Visual sources – their colour, texture, proportion, pattern, composition – can spark ideas for raw materials and structures in creating textile structures. In this exercise I needed to choose sources of inspiration, looking particularly at colour and texture. I then needed to analyse the colours carefully and match them using paints or crayons. Finally I needed to select yarns trying to match texture and surface qualities of the source in addition to colour, and make a winding onto cards to interpret those qualities.
* My recent sketchbook work (here) had been working with watercolours, colour mixing and combinations based on Jeanne Dobie’s book Making Color Sing: practical lessons in color and design. Based on this I approached the exercise with a certain level of confidence which turned out to be entirely misplaced! It took me a couple of long sessions to admit that watercolours were not the right choice of medium for this exercise, and to make the move to gouache.
* Light source. The course notes recommend good daylight – not possible for me in practice. I consoled myself with the thought that Sydney winter daylight is different to London summer daylight, so matches wouldn’t necessarily translate well. I have a couple of lamps with what are meant to be “daylight” fluorescents, so they had to be good enough.
* The colour in this photo is really complex and there is a lot of optical colour mixing happening when you look at it. Selecting and matching a specific, individual colour was difficult and even misleading overall.
* I started working with words, jotting down an initial analysis of the colours, then remembered I’m trying to work more visually and intuitively. Doing a quick sketch and focusing on smaller areas helped.
I am pleased with my results for both colour and texture. The plant area uses yarns with angora and mohair components, as well as a fancy acrylic bobble effect, providing the texture. These were alternated with other yarns (cottolin, a wool/nylon sock yarn, and anonymous secondhand cone ends), which adjusted colour.
In the background greenery I used a couple of old handspun experiments, one a green mohair, the other a blend of green wools plus a pale purple silk – not a colour I found in the photo, but it is subtle enough to enhance the flickering light effect without impacting on colour. These gave an underlying element of texture and some 2 ply wools gave additional colour and depth.
For the sky, relatively smooth cottolins (a cotton/linen blend) echo the smooth colour transition across the top. I used four different blues and in a larger work would be able to smooth the move from colour to colour. In the winding the limited number of wraps led to more abrupt changes.
My second source was a photo of Saddle bags in sumak technique, c 1880 from the southern Caucasus. The colour in this photo is more distinct, less blended, although there is still a lot of variation at the detail level (for example, how many reds???). I continued with the gouache paints, with reasonable results (looking at the photo now, I’m not convinced by that mustard yellow – it looks better in person).
I mostly used Bendigo Mills 2 ply wool in the wrapping. I assume the original Saddle bags used wool, and certainly it can combine a subdued lustre, depth and variation in colour, in a basically flat field.
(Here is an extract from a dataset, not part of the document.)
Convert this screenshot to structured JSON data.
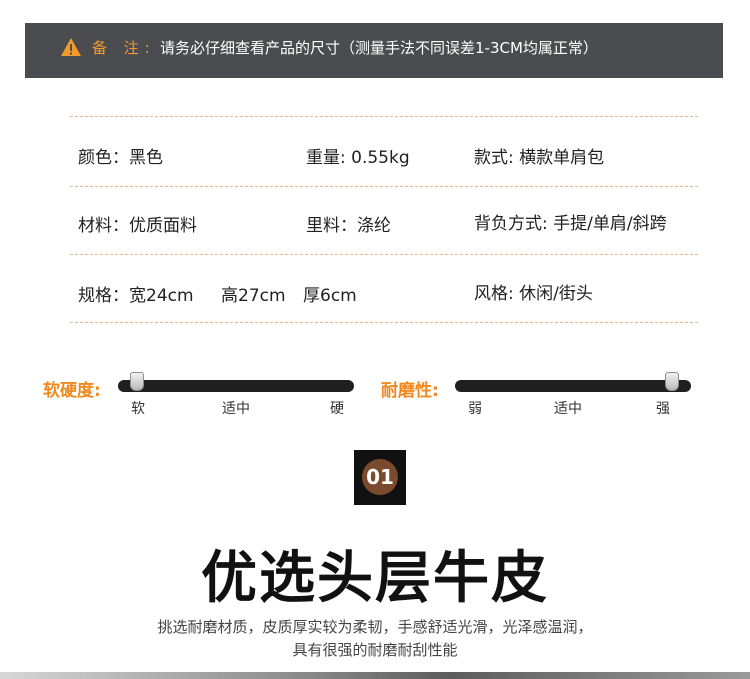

I had to supplement with a couple of other wools and wool blends to get the colour range.
The wrapping doesn’t have good proportions. I wanted to create a structure based on narrower dividing stripes (the navy outline and black/white chequerboard) and wider stripes of varied colour combinations. The main colours of the individual medallions are not clear enough in the yarn wrapping. I tried again in a computer simulation, but it still isn’t right.
The final example is based on a painting by Ernst Ludwig Kirchner, “Woman in a hat”. I saw the original in the Mad Square exhibition at the Art Gallery last year. It was in the first room of the exhibition, and I remember spending some time with it each time I visited – partly I admit because some other images in the early rooms were very challenging, but mainly because of the complex, riveting, unusual, beautiful colour. Unfortunately I remember the emotion more clearly than the colour detail. Darn.
There a four general blocks of colour – skin/face/hands; dress and hat; chair or bed; wall. On the wrapping I think I’ve given a bit too much space to the wall. The face/skin area is also over-represented, but I found there were a few colours I need to include (eg the blue shadows) which was difficult to scale.
Most of the yarn on the dress and hat is 20/2 silk. I thought the smooth glow was a good textural match. For the bed/chair I used a wider variety of yarns in order to get colour matches. There is silk, plus rayon, a bamboo yarn and a soysilk. I haven’t actually used these in the past – they’ve been sitting in the stash, waiting for the right project. The wall is mainly silks, plus a viscose/cotton mix which brings in some texture which I think works. The colour is too light, which I have tried to modify by wrapping it with darker colours.
The course notes suggest developing this exercise into regular sketchbook work, and I think that would be of benefit for me. I found the process a struggle, although I am moderately satisfied with my results.
Dobie, J. (1986) Making Color Sing: practical lessons in color and design New York: Watson-Guptill Publications